“The timing of our entry was rather bad. However, nobody could have predicted it. It was an unfortunate accident… If you look back at the forecasts for economic development for each country made by the European Commission some years ago, the cumulative decline in production was higher in Slovakia than in the Czech Republic, Hungary and Poland. Similarly, growth in unemployment was highest in Slovakia.”

"Give me 200 years first and then I’ll tell you"

For the moment, Tóth thinks that the cons outweigh the pros. “It has hurt us more than it would have had we not had the euro, in that the crisis hit our business model – namely, an export-oriented economy based for example on automobile production – across the board, and the exchange rate wasn’t able to react to that, i.e. flexibly.”

Nor does the example of Greece, which may blame its current problems on irresponsible policy, bother Ján Tóth. “Ireland, however, did only good things and grew a lot faster than Germany and France. But the monetary policy was steered more by the needs of France and Germany. The eurozone thus implies that economic reforms may also be risky, according to the risk model, when I’m carrying out good reforms, which sets me apart from other countries – but the monetary policy is not to my advantage.”

Tóth doesn’t like the thinking behind the euro bulwark. According to him, it should not be there to bail out countries like Greece, but rather to rescue banks following possible bankruptcies.

Having the euro became worse for us

If he were in the Czechs’ position, Tóth would be in no hurry. “When the governor of the central bank of the UK (the Bank of England) was asked whether it would be good for the British to adopt the euro, he said, in effect: ‘Give me 200 years first and then I’ll tell you.’”

INESS analyst Juraj Karpiš was among those warning against the euro. His introduction, therefore, catches us by surprise. “When the crisis blew up, I was glad that we had the euro, because I honestly believe that during such turmoil it’s good to have a currency that is being used over a large economic area.”

At the same time, Karpiš adds that had we remained outside the eurozone during the crisis, nothing too awful would have happened. “Just look at the Czech Republic. They suffered no negative consequences from staying outside.” For Karpiša, therefore, assessing the impact of the euro on our economy is not a very exciting topic.

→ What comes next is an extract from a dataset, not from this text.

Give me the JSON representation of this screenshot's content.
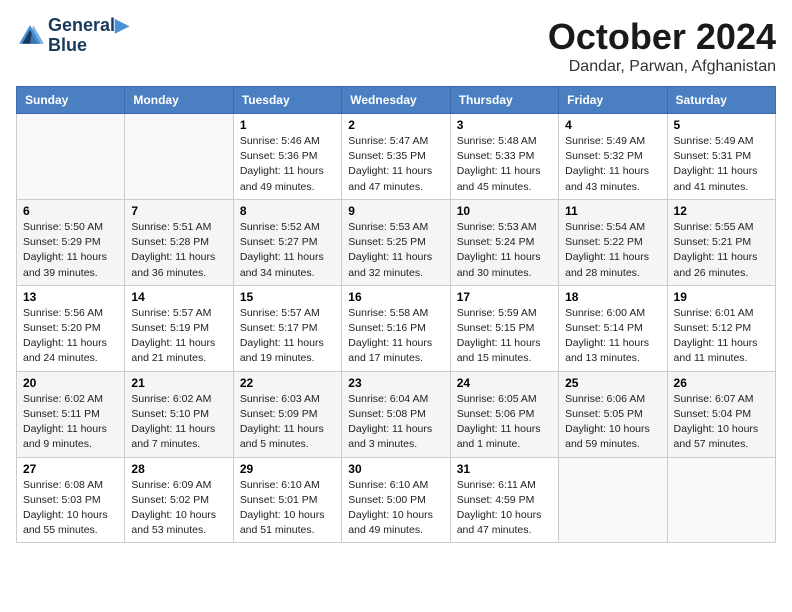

Apparently, it is something else that is significant. “After the leaders of the eurozone decided to set up the euro bulwark, in May 2010, having the euro became worse for us than had we remained with the crown. The nature of the European monetary union had changed. If the Lisbon Treaty had been complied with and the debt of one country had remained the debt of that one country, things would have been all right. Unfortunately, the existence of the euro stabilisation and stability mechanisms has teamed up with fiscal centralisation, which is bad. With this step, our competitiveness and ability to catch up with richer economies was reduced. Because if we are going to contribute to pensions getting paid in Greece and German banks paying off their creditors, it means we’ll have to raise our own taxes. Even now it’s creating serious outlays for us. Whether it will be, in the end, a total disaster or merely just bad depends on what happens next.